■ RECORDS PROVIDED
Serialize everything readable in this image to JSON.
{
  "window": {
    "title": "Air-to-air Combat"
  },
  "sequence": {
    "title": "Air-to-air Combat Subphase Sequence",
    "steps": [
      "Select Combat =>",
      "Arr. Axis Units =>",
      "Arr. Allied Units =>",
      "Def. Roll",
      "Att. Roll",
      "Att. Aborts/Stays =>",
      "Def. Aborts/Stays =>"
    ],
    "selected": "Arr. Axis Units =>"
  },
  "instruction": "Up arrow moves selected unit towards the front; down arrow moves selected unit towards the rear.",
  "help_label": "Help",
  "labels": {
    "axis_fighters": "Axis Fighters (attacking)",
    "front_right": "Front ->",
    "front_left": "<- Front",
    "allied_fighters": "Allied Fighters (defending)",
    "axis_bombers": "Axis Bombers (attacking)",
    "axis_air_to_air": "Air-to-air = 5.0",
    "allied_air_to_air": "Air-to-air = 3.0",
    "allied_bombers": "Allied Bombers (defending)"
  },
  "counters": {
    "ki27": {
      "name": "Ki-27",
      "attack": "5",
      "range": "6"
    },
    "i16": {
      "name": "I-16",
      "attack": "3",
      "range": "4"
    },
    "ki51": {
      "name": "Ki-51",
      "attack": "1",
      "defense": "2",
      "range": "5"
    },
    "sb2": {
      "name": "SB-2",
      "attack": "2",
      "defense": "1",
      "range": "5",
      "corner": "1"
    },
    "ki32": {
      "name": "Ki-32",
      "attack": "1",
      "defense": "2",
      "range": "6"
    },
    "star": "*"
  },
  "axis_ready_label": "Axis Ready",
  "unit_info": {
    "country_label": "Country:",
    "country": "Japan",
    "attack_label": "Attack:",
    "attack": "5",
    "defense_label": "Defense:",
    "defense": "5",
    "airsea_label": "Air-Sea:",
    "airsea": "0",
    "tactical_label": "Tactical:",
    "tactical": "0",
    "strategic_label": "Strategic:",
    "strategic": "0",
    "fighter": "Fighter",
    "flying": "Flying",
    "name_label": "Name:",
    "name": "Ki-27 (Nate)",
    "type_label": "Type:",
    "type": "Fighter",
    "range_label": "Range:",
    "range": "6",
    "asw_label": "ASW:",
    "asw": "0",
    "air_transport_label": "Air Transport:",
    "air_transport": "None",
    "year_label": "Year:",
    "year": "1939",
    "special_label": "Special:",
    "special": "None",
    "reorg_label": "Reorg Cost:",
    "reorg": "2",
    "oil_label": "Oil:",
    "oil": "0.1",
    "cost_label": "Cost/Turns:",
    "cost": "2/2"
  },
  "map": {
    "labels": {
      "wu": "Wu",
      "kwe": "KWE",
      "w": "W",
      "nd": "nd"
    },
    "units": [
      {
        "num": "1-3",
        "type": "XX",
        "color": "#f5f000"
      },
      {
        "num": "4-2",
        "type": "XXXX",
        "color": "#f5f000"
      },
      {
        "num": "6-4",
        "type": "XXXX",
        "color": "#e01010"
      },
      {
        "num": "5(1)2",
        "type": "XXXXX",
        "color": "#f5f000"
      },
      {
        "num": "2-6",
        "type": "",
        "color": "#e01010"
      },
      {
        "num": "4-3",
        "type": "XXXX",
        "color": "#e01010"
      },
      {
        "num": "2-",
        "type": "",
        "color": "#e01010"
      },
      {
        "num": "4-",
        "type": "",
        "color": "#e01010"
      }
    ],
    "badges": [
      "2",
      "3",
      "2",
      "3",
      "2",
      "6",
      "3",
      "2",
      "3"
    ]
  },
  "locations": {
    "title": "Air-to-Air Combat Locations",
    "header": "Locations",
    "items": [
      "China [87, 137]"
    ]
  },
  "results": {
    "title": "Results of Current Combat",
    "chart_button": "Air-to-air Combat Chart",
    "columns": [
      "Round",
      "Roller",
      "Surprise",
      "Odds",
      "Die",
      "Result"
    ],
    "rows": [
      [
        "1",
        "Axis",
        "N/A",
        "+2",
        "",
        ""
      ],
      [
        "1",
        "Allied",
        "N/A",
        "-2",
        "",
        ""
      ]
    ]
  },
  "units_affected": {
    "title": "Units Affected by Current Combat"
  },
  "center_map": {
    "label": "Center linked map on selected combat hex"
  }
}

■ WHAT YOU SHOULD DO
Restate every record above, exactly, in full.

■ WRITTEN RESPONSE
Serialize everything readable in this image to JSON.
{
  "window": {
    "title": "Air-to-air Combat"
  },
  "sequence": {
    "title": "Air-to-air Combat Subphase Sequence",
    "steps": [
      "Select Combat =>",
      "Arr. Axis Units =>",
      "Arr. Allied Units =>",
      "Def. Roll",
      "Att. Roll",
      "Att. Aborts/Stays =>",
      "Def. Aborts/Stays =>"
    ],
    "selected": "Arr. Axis Units =>"
  },
  "instruction": "Up arrow moves selected unit towards the front; down arrow moves selected unit towards the rear.",
  "help_label": "Help",
  "labels": {
    "axis_fighters": "Axis Fighters (attacking)",
    "front_right": "Front ->",
    "front_left": "<- Front",
    "allied_fighters": "Allied Fighters (defending)",
    "axis_bombers": "Axis Bombers (attacking)",
    "axis_air_to_air": "Air-to-air = 5.0",
    "allied_air_to_air": "Air-to-air = 3.0",
    "allied_bombers": "Allied Bombers (defending)"
  },
  "counters": {
    "ki27": {
      "name": "Ki-27",
      "attack": "5",
      "range": "6"
    },
    "i16": {
      "name": "I-16",
      "attack": "3",
      "range": "4"
    },
    "ki51": {
      "name": "Ki-51",
      "attack": "1",
      "defense": "2",
      "range": "5"
    },
    "sb2": {
      "name": "SB-2",
      "attack": "2",
      "defense": "1",
      "range": "5",
      "corner": "1"
    },
    "ki32": {
      "name": "Ki-32",
      "attack": "1",
      "defense": "2",
      "range": "6"
    },
    "star": "*"
  },
  "axis_ready_label": "Axis Ready",
  "unit_info": {
    "country_label": "Country:",
    "country": "Japan",
    "attack_label": "Attack:",
    "attack": "5",
    "defense_label": "Defense:",
    "defense": "5",
    "airsea_label": "Air-Sea:",
    "airsea": "0",
    "tactical_label": "Tactical:",
    "tactical": "0",
    "strategic_label": "Strategic:",
    "strategic": "0",
    "fighter": "Fighter",
    "flying": "Flying",
    "name_label": "Name:",
    "name": "Ki-27 (Nate)",
    "type_label": "Type:",
    "type": "Fighter",
    "range_label": "Range:",
    "range": "6",
    "asw_label": "ASW:",
    "asw": "0",
    "air_transport_label": "Air Transport:",
    "air_transport": "None",
    "year_label": "Year:",
    "year": "1939",
    "special_label": "Special:",
    "special": "None",
    "reorg_label": "Reorg Cost:",
    "reorg": "2",
    "oil_label": "Oil:",
    "oil": "0.1",
    "cost_label": "Cost/Turns:",
    "cost": "2/2"
  },
  "map": {
    "labels": {
      "wu": "Wu",
      "kwe": "KWE",
      "w": "W",
      "nd": "nd"
    },
    "units": [
      {
        "num": "1-3",
        "type": "XX",
        "color": "#f5f000"
      },
      {
        "num": "4-2",
        "type": "XXXX",
        "color": "#f5f000"
      },
      {
        "num": "6-4",
        "type": "XXXX",
        "color": "#e01010"
      },
      {
        "num": "5(1)2",
        "type": "XXXXX",
        "color": "#f5f000"
      },
      {
        "num": "2-6",
        "type": "",
        "color": "#e01010"
      },
      {
        "num": "4-3",
        "type": "XXXX",
        "color": "#e01010"
      },
      {
        "num": "2-",
        "type": "",
        "color": "#e01010"
      },
      {
        "num": "4-",
        "type": "",
        "color": "#e01010"
      }
    ],
    "badges": [
      "2",
      "3",
      "2",
      "3",
      "2",
      "6",
      "3",
      "2",
      "3"
    ]
  },
  "locations": {
    "title": "Air-to-Air Combat Locations",
    "header": "Locations",
    "items": [
      "China [87, 137]"
    ]
  },
  "results": {
    "title": "Results of Current Combat",
    "chart_button": "Air-to-air Combat Chart",
    "columns": [
      "Round",
      "Roller",
      "Surprise",
      "Odds",
      "Die",
      "Result"
    ],
    "rows": [
      [
        "1",
        "Axis",
        "N/A",
        "+2",
        "",
        ""
      ],
      [
        "1",
        "Allied",
        "N/A",
        "-2",
        "",
        ""
      ]
    ]
  },
  "units_affected": {
    "title": "Units Affected by Current Combat"
  },
  "center_map": {
    "label": "Center linked map on selected combat hex"
  }
}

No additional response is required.